## Exercise brief:
The answer must consist of each line of the records below that contains the string "username".

━━━ Provided data

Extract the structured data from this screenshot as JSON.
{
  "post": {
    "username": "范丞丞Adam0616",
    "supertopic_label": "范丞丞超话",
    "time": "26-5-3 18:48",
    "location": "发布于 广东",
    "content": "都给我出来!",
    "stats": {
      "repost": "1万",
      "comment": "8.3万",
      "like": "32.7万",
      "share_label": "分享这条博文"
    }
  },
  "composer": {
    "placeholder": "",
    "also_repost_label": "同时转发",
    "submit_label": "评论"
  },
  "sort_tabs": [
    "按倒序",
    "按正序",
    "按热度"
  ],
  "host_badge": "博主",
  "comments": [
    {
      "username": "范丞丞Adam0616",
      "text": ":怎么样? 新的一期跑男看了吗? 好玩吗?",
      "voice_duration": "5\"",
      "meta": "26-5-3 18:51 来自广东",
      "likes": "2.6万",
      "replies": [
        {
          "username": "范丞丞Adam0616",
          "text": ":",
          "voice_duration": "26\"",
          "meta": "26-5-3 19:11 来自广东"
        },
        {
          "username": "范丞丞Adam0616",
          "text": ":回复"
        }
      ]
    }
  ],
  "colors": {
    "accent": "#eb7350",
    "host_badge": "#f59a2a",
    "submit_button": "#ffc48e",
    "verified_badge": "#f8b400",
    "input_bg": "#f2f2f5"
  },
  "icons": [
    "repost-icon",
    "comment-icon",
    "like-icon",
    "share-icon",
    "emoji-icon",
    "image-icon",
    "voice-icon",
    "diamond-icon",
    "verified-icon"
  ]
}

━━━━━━

## Output of the task:
    "username": "范丞丞Adam0616",
      "username": "范丞丞Adam0616",
          "username": "范丞丞Adam0616",
          "username": "范丞丞Adam0616",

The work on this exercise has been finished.